Today, you can mostly achieve this through digital media. In addition to showing up at trade shows held several times a year, a great website, professionally managed social media accounts can also become a customer magnet. They will help you reach out to prospects you’ve never met.
After all, there is a big difference between the number of visitors to the fair and the number of those who did not come. Buyers with whom you cannot meet face to face and who do not know you yet, research you through digital channels and evaluate you with your brand recognition.
So the question is; are you able to promote your brand in digital media well?
Does your brand have semantic elements that make it distinctive in the market? Do you have a brand identity that will help you to be recognized in foreign markets?
Does your brand give a distinctive visual and semantic message to the world?
How do you want to position the brand? Make it crystal clear in the first place.
Do you know your competitors? Do you know who your domestic and foreign competitors are?
Where are your competitors selling to? In which countries are they strong and in which ones are they weak? What do they do differently from you? What are their strengths? What are their strategies and tactics? What are their achievements? What are their advantages over you?
Are they stronger or more well-known in the industry? Do they have more marketers than you? Do they participate in a lot more trade shows? Do they have business partners abroad? Are their technologies more advanced? How do they position themselves in the market?
It is necessary to follow the opponents closely and learn about their strengths and weaknesses. That’s why you should do a SWOT analysis not only of yourself but also of your opponent so that all differences, advantages, disadvantages, shortcomings, deficits and opportunities are visible.
If you know how to watch the opponent, you also know how to defend yourself.

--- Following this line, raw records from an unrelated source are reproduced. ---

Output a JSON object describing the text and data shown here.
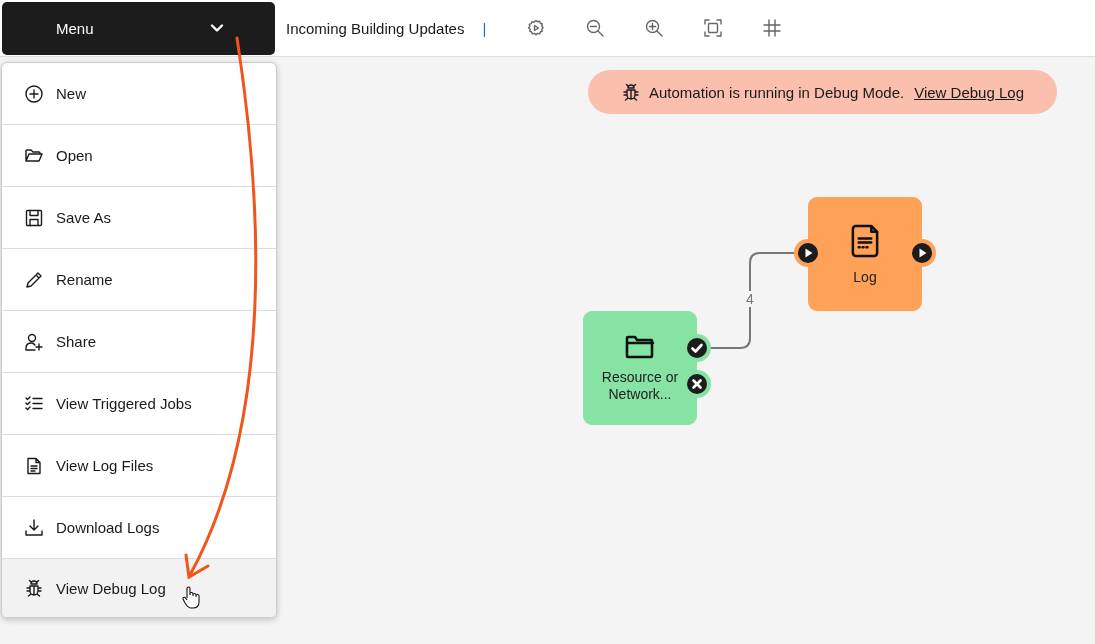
{
  "toolbar": {
    "menu_button": "Menu",
    "document_title": "Incoming Building Updates",
    "separator": "|"
  },
  "menu": {
    "items": [
      {
        "label": "New",
        "highlighted": false
      },
      {
        "label": "Open",
        "highlighted": false
      },
      {
        "label": "Save As",
        "highlighted": false
      },
      {
        "label": "Rename",
        "highlighted": false
      },
      {
        "label": "Share",
        "highlighted": false
      },
      {
        "label": "View Triggered Jobs",
        "highlighted": false
      },
      {
        "label": "View Log Files",
        "highlighted": false
      },
      {
        "label": "Download Logs",
        "highlighted": false
      },
      {
        "label": "View Debug Log",
        "highlighted": true
      }
    ]
  },
  "banner": {
    "message": "Automation is running in Debug Mode.",
    "link": "View Debug Log"
  },
  "canvas": {
    "nodes": [
      {
        "kind": "source",
        "label": "Resource or Network...",
        "color": "#86e3a3"
      },
      {
        "kind": "action",
        "label": "Log",
        "color": "#ffa157"
      }
    ],
    "connectors": [
      {
        "label": "4"
      }
    ]
  }
}
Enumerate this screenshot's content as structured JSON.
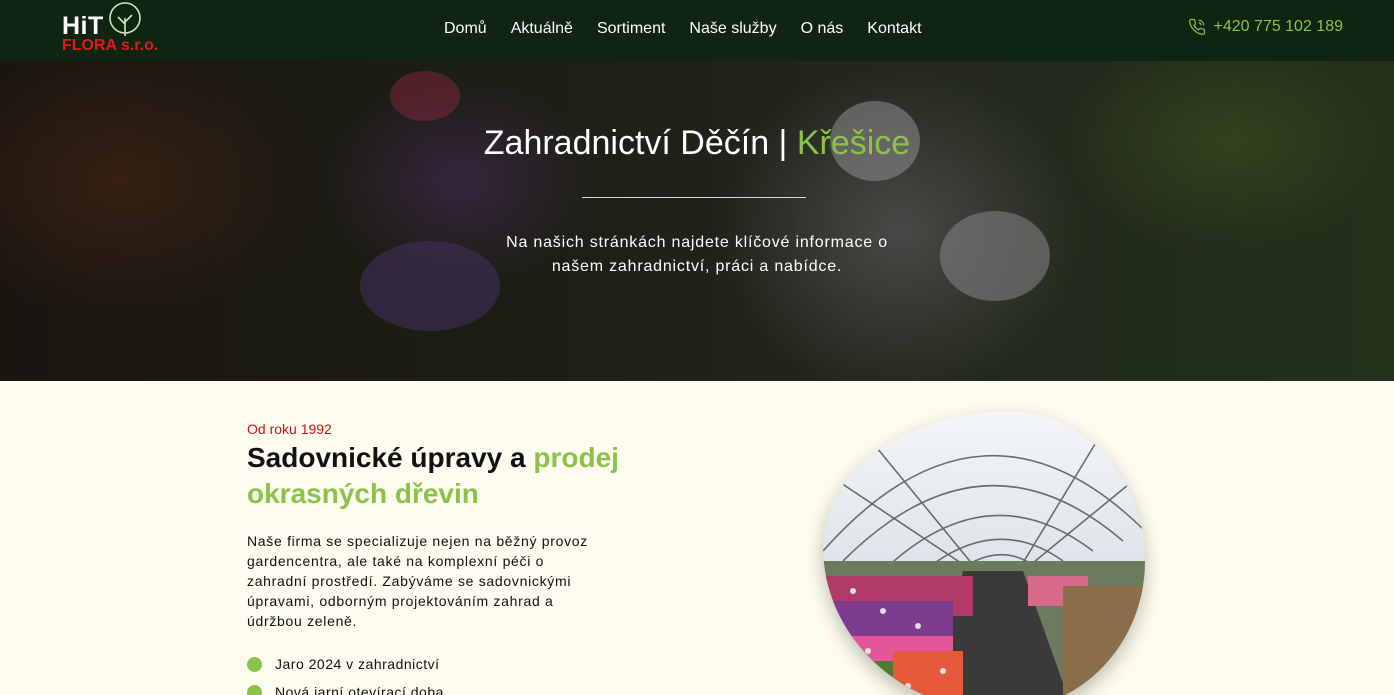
{
  "header": {
    "logo": {
      "line1": "HiT",
      "line2": "FLORA s.r.o."
    },
    "nav": [
      "Domů",
      "Aktuálně",
      "Sortiment",
      "Naše služby",
      "O nás",
      "Kontakt"
    ],
    "phone": "+420 775 102 189",
    "phone_icon": "phone-icon"
  },
  "hero": {
    "title_main": "Zahradnictví Děčín | ",
    "title_accent": "Křešice",
    "subtitle": "Na našich stránkách najdete klíčové informace o našem zahradnictví, práci a nabídce."
  },
  "about": {
    "kicker": "Od roku 1992",
    "heading_main": "Sadovnické úpravy a ",
    "heading_accent": "prodej okrasných dřevin",
    "description": "Naše firma se specializuje nejen na běžný provoz gardencentra, ale také na komplexní péči o zahradní prostředí. Zabýváme se sadovnickými úpravami, odborným projektováním zahrad a údržbou zeleně.",
    "features": [
      "Jaro 2024 v zahradnictví",
      "Nová jarní otevírací doba"
    ]
  },
  "colors": {
    "accent": "#8bc34a",
    "header_bg": "#0f2411",
    "kicker": "#c0161c",
    "page_bg": "#fdfcee"
  }
}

Exporting can be a challenging and risky endeavor for businesses, particularly small and medium-sized enterprises (SMEs). Before considering going global, you should thoroughly prepare by understanding your motivation and goals, ensuring you meet quality and capacity standards, and obtaining necessary certificates or patents, etc.
You should also consider your target markets and how your products fit into those markets. It is important to have a written export plan to ensure that everyone at the company understands and is prepared for the process.